The SS Palo Alto
Posted 12/21/2012 Over the years I've enjoyed other photographers' long exposure shots of water, but have never really done that much of it myself. However, a couple of years ago, I bought a ND 3.0 filter that is so dark is allows me to shoot 30 second exposures in the middle of the day.

After some experimenting with it, I got a feel for the sort of shot I wanted to take, and I also realized that preferably, I wouldn't be using the filter when I did it as it has a red tint to it.

The sort of shot I wanted to take would have a pier in it (preferably wooden) and would have very "clean" water around that pier. By clean I mean nothing but water, no rocks, buoys, boats etc.

I couldn't find anywhere like that in Monterey, Fisherman's Wharf is way too busy with boats and the municipal wharf has buoys all around it.

I knew of the SS Palo Alto and had looked at it in the Google Earth app and realized it was a wooden pier with what looked like "clean" water around it.

I happened to be in that part of the world for other reasons on the day in question, so made sure I had the camera with me so that if timing was right, I'd be able to scope the place out just before the sun went down.

Luckily my timing was right and I made it on to the pier just before sunset.

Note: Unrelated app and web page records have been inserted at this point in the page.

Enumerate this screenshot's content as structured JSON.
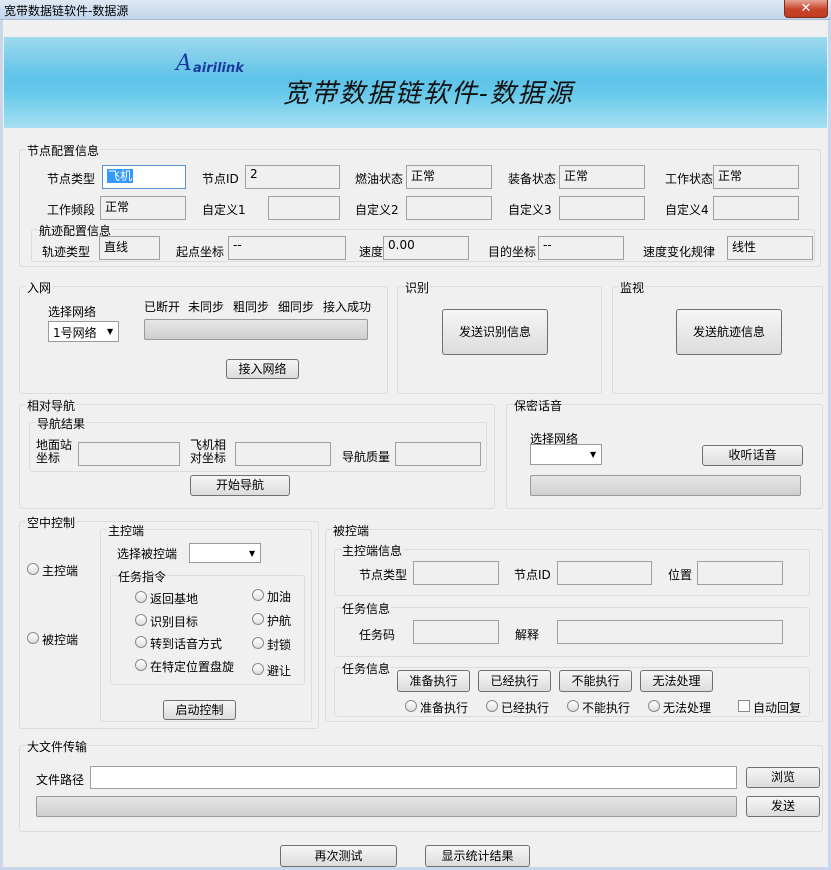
{
  "window": {
    "title": "宽带数据链软件-数据源",
    "close_glyph": "✕"
  },
  "banner": {
    "logo_mark": "A",
    "logo_text": "airilink",
    "title": "宽带数据链软件-数据源"
  },
  "node_config": {
    "group_title": "节点配置信息",
    "node_type_label": "节点类型",
    "node_type_value": "飞机",
    "node_id_label": "节点ID",
    "node_id_value": "2",
    "fuel_label": "燃油状态",
    "fuel_value": "正常",
    "equip_label": "装备状态",
    "equip_value": "正常",
    "work_label": "工作状态",
    "work_value": "正常",
    "freq_label": "工作频段",
    "freq_value": "正常",
    "custom1_label": "自定义1",
    "custom2_label": "自定义2",
    "custom3_label": "自定义3",
    "custom4_label": "自定义4",
    "track": {
      "group_title": "航迹配置信息",
      "type_label": "轨迹类型",
      "type_value": "直线",
      "start_label": "起点坐标",
      "start_value": "--",
      "speed_label": "速度",
      "speed_value": "0.00",
      "dest_label": "目的坐标",
      "dest_value": "--",
      "rule_label": "速度变化规律",
      "rule_value": "线性"
    }
  },
  "network_entry": {
    "group_title": "入网",
    "select_label": "选择网络",
    "select_value": "1号网络",
    "stages": [
      "已断开",
      "未同步",
      "粗同步",
      "细同步",
      "接入成功"
    ],
    "join_button": "接入网络"
  },
  "identify": {
    "group_title": "识别",
    "send_button": "发送识别信息"
  },
  "monitor": {
    "group_title": "监视",
    "send_button": "发送航迹信息"
  },
  "relative_nav": {
    "group_title": "相对导航",
    "result_title": "导航结果",
    "ground_label": "地面站坐标",
    "plane_label": "飞机相对坐标",
    "quality_label": "导航质量",
    "start_button": "开始导航"
  },
  "secure_voice": {
    "group_title": "保密话音",
    "select_label": "选择网络",
    "listen_button": "收听话音"
  },
  "air_control": {
    "group_title": "空中控制",
    "master_radio": "主控端",
    "slave_radio": "被控端",
    "master": {
      "group_title": "主控端",
      "select_label": "选择被控端",
      "task_title": "任务指令",
      "tasks": [
        "返回基地",
        "识别目标",
        "转到话音方式",
        "在特定位置盘旋",
        "加油",
        "护航",
        "封锁",
        "避让"
      ],
      "start_button": "启动控制"
    },
    "slave": {
      "group_title": "被控端",
      "master_info_title": "主控端信息",
      "node_type_label": "节点类型",
      "node_id_label": "节点ID",
      "position_label": "位置",
      "task_info_title": "任务信息",
      "task_code_label": "任务码",
      "explain_label": "解释",
      "task_info2_title": "任务信息",
      "buttons": [
        "准备执行",
        "已经执行",
        "不能执行",
        "无法处理"
      ],
      "radios": [
        "准备执行",
        "已经执行",
        "不能执行",
        "无法处理"
      ],
      "auto_reply": "自动回复"
    }
  },
  "file_transfer": {
    "group_title": "大文件传输",
    "path_label": "文件路径",
    "browse_button": "浏览",
    "send_button": "发送"
  },
  "bottom": {
    "retest_button": "再次测试",
    "stats_button": "显示统计结果"
  }
}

My original plan was to focus on the pier and more or less ignore the boat, but as the sun continued to go down and the sky's colors turned, the light hitting the boat got really nice, so then I started giving the boat and the pier equal billing.

To start with, I had my lens at maximum f-stop (to cut out as much light as possible) and as it got darker, was able to use longer and longer shutter speeds until I got up to 30 seconds - the speed I wanted to shoot at.

I kept moving along the beach for different angles and as it got darker still, started opening up my aperture to maintain the 30 second exposure.

There were three surfers, slightly spoiling my clean water, but their ghostly presence at 30 seconds blended nicely into the water and you can't see them in this particular frame, which was taken 28 minutes after the sun had set.

For the technically inclined:
ISO 100
30 secs
copyright 2001-2023 tim huntington, webnectar
all rights reserved